GIVEN ENTRIES: Begin
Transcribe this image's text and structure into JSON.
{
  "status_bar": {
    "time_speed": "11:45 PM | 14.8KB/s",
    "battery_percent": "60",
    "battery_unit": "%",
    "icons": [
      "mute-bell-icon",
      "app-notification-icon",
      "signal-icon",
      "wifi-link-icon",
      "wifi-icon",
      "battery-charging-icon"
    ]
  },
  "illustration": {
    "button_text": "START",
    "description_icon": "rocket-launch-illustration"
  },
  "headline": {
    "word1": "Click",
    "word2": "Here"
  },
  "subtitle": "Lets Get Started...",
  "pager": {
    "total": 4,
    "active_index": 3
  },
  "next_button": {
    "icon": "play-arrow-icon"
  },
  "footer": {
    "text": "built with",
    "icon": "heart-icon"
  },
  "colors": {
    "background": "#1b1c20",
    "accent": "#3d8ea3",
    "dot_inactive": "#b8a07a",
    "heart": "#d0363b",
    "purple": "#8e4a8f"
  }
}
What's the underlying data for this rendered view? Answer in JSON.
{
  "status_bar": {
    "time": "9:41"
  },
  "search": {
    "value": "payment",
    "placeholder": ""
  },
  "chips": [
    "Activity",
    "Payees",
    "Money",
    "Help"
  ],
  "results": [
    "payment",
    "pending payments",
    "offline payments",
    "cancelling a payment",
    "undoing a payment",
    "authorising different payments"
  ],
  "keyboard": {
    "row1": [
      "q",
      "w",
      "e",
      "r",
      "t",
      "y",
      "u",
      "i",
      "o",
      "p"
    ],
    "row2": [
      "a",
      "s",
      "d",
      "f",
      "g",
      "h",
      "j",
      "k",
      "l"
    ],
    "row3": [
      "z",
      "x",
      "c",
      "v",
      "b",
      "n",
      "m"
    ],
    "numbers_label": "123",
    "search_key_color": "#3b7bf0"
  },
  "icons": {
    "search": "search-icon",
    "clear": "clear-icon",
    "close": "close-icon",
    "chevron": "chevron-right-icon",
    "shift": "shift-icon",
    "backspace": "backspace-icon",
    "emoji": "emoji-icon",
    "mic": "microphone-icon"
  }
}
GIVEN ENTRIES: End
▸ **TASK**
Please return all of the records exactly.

▸ **ANSWER BELOW**
Transcribe this image's text and structure into JSON.
{
  "status_bar": {
    "time_speed": "11:45 PM | 14.8KB/s",
    "battery_percent": "60",
    "battery_unit": "%",
    "icons": [
      "mute-bell-icon",
      "app-notification-icon",
      "signal-icon",
      "wifi-link-icon",
      "wifi-icon",
      "battery-charging-icon"
    ]
  },
  "illustration": {
    "button_text": "START",
    "description_icon": "rocket-launch-illustration"
  },
  "headline": {
    "word1": "Click",
    "word2": "Here"
  },
  "subtitle": "Lets Get Started...",
  "pager": {
    "total": 4,
    "active_index": 3
  },
  "next_button": {
    "icon": "play-arrow-icon"
  },
  "footer": {
    "text": "built with",
    "icon": "heart-icon"
  },
  "colors": {
    "background": "#1b1c20",
    "accent": "#3d8ea3",
    "dot_inactive": "#b8a07a",
    "heart": "#d0363b",
    "purple": "#8e4a8f"
  }
}
What's the underlying data for this rendered view? Answer in JSON.
{
  "status_bar": {
    "time": "9:41"
  },
  "search": {
    "value": "payment",
    "placeholder": ""
  },
  "chips": [
    "Activity",
    "Payees",
    "Money",
    "Help"
  ],
  "results": [
    "payment",
    "pending payments",
    "offline payments",
    "cancelling a payment",
    "undoing a payment",
    "authorising different payments"
  ],
  "keyboard": {
    "row1": [
      "q",
      "w",
      "e",
      "r",
      "t",
      "y",
      "u",
      "i",
      "o",
      "p"
    ],
    "row2": [
      "a",
      "s",
      "d",
      "f",
      "g",
      "h",
      "j",
      "k",
      "l"
    ],
    "row3": [
      "z",
      "x",
      "c",
      "v",
      "b",
      "n",
      "m"
    ],
    "numbers_label": "123",
    "search_key_color": "#3b7bf0"
  },
  "icons": {
    "search": "search-icon",
    "clear": "clear-icon",
    "close": "close-icon",
    "chevron": "chevron-right-icon",
    "shift": "shift-icon",
    "backspace": "backspace-icon",
    "emoji": "emoji-icon",
    "mic": "microphone-icon"
  }
}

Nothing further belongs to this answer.